Ever wonder why the economic experts never seem to change, keep coming back, despite racking up such shattering failures as the housing bubble and the financial crisis and the bank bailouts? Ever wonder why a guy like Larry Summers gets to be chief economist at the World Bank, then gets to deregulate Wall Street, then gets to bail Wall Street out, then almost gets to become chairman of the Fed, and then gets to make sage pronouncements on the subject of — yes — inequality? It’s for the same bad reasons: because DC worships expertise and because Summers, along with a handful of other geniuses, are leading figures in a professional discipline dominated by what a well-informed observer once called a “politburo for correct economic thinking.”
Some people are ignored in this town even though they are often right while others are invited back to the Oval Office again and again even though they are repeatedly wrong — and the reason is the pseudo-professional structure of the consensus. No one has described how it works better than Larry Summers himself. “I could be an insider or I could be an outsider,” Elizabeth Warren says Summers told her, back in the bailout days.
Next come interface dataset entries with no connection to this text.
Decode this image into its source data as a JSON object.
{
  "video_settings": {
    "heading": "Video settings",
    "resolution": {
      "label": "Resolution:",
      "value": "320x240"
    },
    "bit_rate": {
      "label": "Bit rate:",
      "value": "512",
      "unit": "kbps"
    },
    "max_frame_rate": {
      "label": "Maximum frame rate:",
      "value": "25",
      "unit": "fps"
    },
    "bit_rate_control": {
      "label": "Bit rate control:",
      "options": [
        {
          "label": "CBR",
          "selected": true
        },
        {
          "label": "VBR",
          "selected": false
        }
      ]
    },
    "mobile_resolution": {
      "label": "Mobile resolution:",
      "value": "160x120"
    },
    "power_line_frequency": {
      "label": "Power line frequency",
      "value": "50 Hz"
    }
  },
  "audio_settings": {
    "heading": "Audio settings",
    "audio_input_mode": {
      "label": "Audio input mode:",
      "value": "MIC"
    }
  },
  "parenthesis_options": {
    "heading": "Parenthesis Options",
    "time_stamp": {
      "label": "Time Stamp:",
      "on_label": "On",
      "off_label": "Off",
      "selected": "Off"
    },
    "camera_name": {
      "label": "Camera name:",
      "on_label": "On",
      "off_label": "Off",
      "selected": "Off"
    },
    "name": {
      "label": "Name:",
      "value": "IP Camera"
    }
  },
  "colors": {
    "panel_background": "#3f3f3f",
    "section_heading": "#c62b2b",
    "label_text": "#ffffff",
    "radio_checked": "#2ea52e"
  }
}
“Outsiders can say whatever they want. But people on the inside don’t listen to them. Insiders, however, get lots of access and a chance to push their ideas. People — powerful people — listen to what they have to say. But insiders also understand one unbreakable rule: they don’t criticize other insiders.”